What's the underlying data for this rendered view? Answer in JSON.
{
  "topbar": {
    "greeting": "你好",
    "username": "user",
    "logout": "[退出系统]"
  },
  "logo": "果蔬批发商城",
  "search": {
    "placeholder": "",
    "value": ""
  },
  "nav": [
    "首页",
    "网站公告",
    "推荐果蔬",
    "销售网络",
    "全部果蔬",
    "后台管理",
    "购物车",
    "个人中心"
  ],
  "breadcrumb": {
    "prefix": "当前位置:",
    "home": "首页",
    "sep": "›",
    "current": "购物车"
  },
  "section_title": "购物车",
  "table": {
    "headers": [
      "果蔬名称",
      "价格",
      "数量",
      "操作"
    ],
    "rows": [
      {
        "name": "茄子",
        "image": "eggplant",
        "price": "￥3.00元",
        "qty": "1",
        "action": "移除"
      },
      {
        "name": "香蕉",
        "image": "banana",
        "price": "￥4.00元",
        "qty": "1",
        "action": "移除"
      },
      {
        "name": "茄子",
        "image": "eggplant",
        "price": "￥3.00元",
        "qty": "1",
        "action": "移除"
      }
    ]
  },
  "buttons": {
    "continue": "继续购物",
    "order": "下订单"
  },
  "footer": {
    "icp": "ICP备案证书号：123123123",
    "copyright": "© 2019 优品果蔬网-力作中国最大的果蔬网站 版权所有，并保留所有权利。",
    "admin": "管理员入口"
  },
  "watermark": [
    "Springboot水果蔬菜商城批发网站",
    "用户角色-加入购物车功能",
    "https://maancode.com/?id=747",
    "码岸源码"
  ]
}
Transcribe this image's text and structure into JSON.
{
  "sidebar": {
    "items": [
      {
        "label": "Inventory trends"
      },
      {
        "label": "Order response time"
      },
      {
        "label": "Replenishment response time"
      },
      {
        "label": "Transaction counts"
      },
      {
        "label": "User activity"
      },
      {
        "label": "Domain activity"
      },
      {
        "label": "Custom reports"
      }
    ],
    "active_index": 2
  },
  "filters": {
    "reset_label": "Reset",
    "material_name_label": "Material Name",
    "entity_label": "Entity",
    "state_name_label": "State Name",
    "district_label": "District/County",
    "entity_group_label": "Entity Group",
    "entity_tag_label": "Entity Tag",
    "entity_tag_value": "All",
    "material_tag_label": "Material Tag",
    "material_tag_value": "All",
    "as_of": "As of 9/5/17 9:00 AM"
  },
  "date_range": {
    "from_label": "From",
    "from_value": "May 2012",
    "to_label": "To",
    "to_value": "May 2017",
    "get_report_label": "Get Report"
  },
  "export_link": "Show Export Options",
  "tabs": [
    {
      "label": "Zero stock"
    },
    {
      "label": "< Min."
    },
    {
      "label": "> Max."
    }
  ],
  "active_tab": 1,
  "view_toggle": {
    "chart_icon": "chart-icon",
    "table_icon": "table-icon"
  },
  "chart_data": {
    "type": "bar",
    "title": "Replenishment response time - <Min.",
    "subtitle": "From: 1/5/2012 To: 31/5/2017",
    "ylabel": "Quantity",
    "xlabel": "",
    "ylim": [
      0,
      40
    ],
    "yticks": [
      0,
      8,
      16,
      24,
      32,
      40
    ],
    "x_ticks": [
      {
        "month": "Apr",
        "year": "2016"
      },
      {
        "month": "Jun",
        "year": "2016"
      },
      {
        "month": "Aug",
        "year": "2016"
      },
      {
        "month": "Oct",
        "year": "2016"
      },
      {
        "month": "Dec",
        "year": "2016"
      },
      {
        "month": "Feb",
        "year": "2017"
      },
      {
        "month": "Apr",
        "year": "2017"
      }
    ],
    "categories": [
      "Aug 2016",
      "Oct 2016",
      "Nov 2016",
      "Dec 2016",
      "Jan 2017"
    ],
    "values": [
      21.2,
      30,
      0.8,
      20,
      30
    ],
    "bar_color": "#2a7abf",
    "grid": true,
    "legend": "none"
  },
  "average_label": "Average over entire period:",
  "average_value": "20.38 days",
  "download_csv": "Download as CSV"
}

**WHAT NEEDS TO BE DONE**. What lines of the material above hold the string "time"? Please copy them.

**ANSWER TO THE EXERCISE**.
        "label": "Order response time"
        "label": "Replenishment response time"
    "title": "Replenishment response time - <Min.",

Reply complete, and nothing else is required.